> _ACTIVITY_: Pictures must be dropped from the copy of the entries below; all else is returned exactly.

> _DATA SHOWN_:
--- START ---

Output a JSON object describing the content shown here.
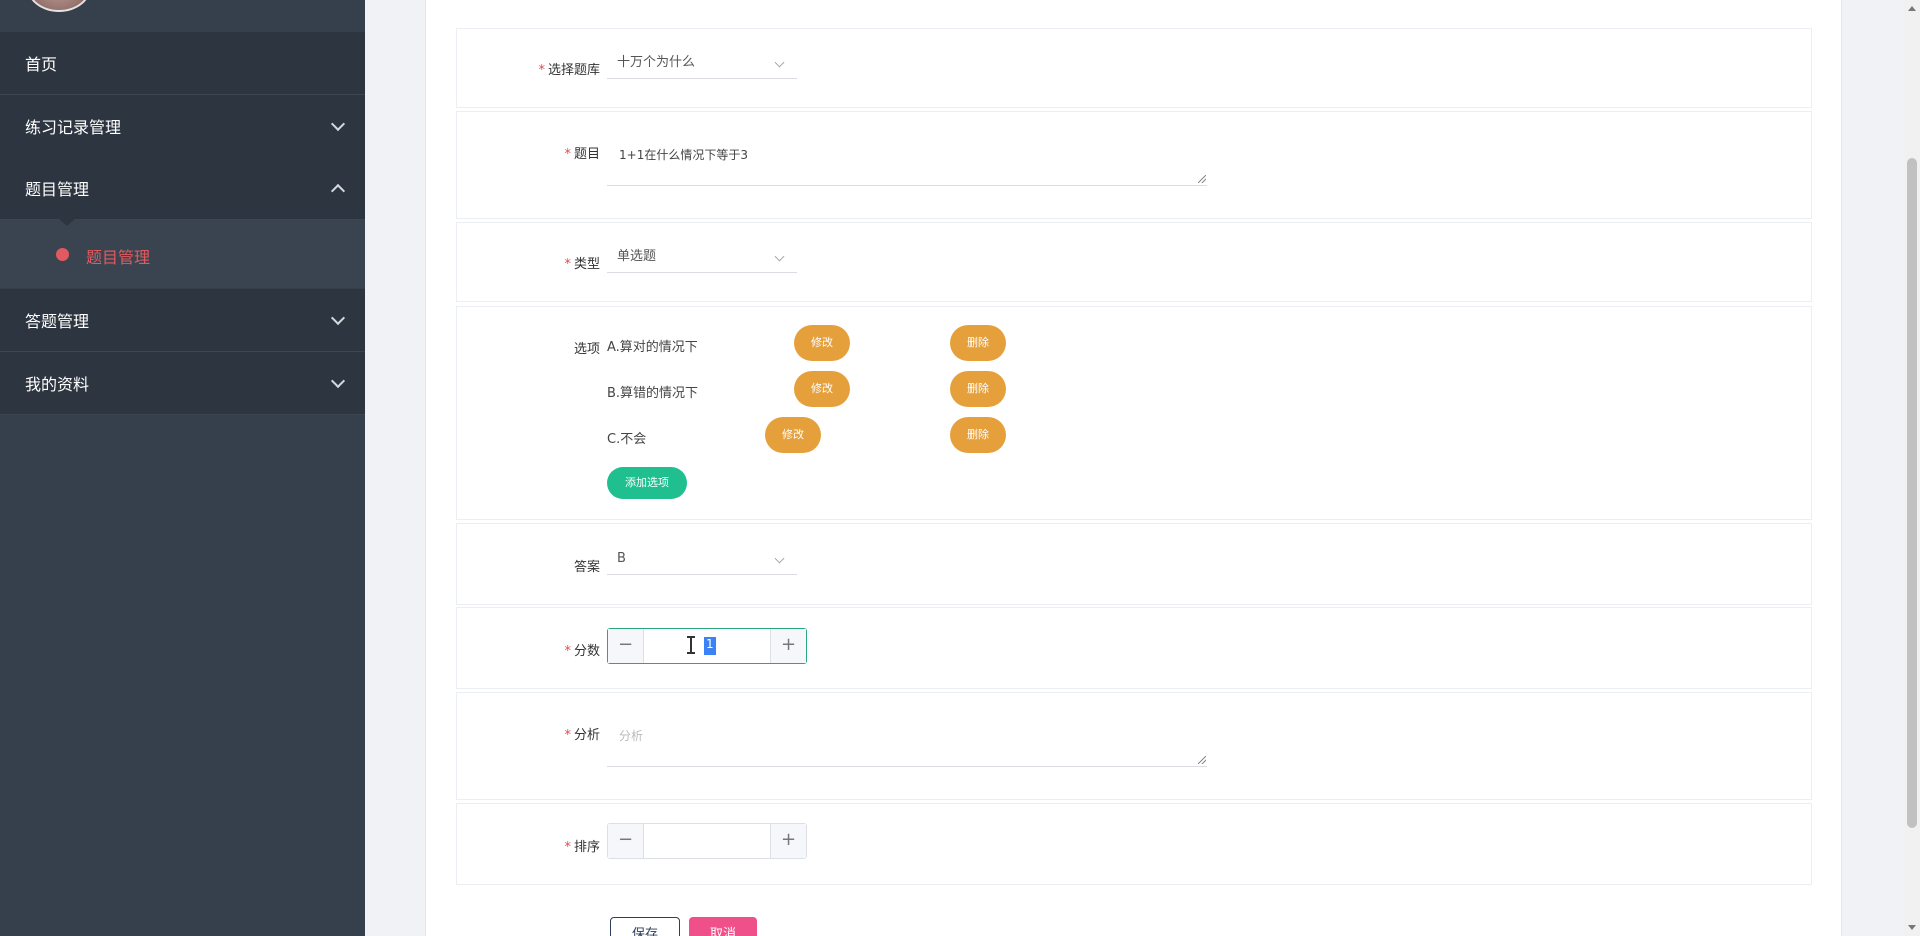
{
  "sidebar": {
    "items": [
      {
        "label": "首页"
      },
      {
        "label": "练习记录管理"
      },
      {
        "label": "题目管理"
      },
      {
        "label": "答题管理"
      },
      {
        "label": "我的资料"
      }
    ],
    "submenu": {
      "label": "题目管理"
    }
  },
  "form": {
    "bank": {
      "label": "选择题库",
      "value": "十万个为什么"
    },
    "question": {
      "label": "题目",
      "value": "1+1在什么情况下等于3"
    },
    "type": {
      "label": "类型",
      "value": "单选题"
    },
    "options": {
      "label": "选项",
      "items": [
        {
          "text": "A.算对的情况下",
          "edit": "修改",
          "delete": "删除"
        },
        {
          "text": "B.算错的情况下",
          "edit": "修改",
          "delete": "删除"
        },
        {
          "text": "C.不会",
          "edit": "修改",
          "delete": "删除"
        }
      ],
      "add_label": "添加选项"
    },
    "answer": {
      "label": "答案",
      "value": "B"
    },
    "score": {
      "label": "分数",
      "value": "1",
      "minus": "−",
      "plus": "+"
    },
    "analysis": {
      "label": "分析",
      "placeholder": "分析"
    },
    "sort": {
      "label": "排序",
      "value": "",
      "minus": "−",
      "plus": "+"
    },
    "required_mark": "*",
    "save_label": "保存",
    "cancel_label": "取消"
  },
  "colors": {
    "sidebar_bg": "#36404c",
    "active": "#e05a5f",
    "option_button": "#e5a03c",
    "add_button": "#1fbf8f",
    "cancel_button": "#f0508a"
  }
}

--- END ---

> _ANSWER TO THIS EXERCISE_:
Output a JSON object describing the content shown here.
{
  "sidebar": {
    "items": [
      {
        "label": "首页"
      },
      {
        "label": "练习记录管理"
      },
      {
        "label": "题目管理"
      },
      {
        "label": "答题管理"
      },
      {
        "label": "我的资料"
      }
    ],
    "submenu": {
      "label": "题目管理"
    }
  },
  "form": {
    "bank": {
      "label": "选择题库",
      "value": "十万个为什么"
    },
    "question": {
      "label": "题目",
      "value": "1+1在什么情况下等于3"
    },
    "type": {
      "label": "类型",
      "value": "单选题"
    },
    "options": {
      "label": "选项",
      "items": [
        {
          "text": "A.算对的情况下",
          "edit": "修改",
          "delete": "删除"
        },
        {
          "text": "B.算错的情况下",
          "edit": "修改",
          "delete": "删除"
        },
        {
          "text": "C.不会",
          "edit": "修改",
          "delete": "删除"
        }
      ],
      "add_label": "添加选项"
    },
    "answer": {
      "label": "答案",
      "value": "B"
    },
    "score": {
      "label": "分数",
      "value": "1",
      "minus": "−",
      "plus": "+"
    },
    "analysis": {
      "label": "分析",
      "placeholder": "分析"
    },
    "sort": {
      "label": "排序",
      "value": "",
      "minus": "−",
      "plus": "+"
    },
    "required_mark": "*",
    "save_label": "保存",
    "cancel_label": "取消"
  },
  "colors": {
    "sidebar_bg": "#36404c",
    "active": "#e05a5f",
    "option_button": "#e5a03c",
    "add_button": "#1fbf8f",
    "cancel_button": "#f0508a"
  }
}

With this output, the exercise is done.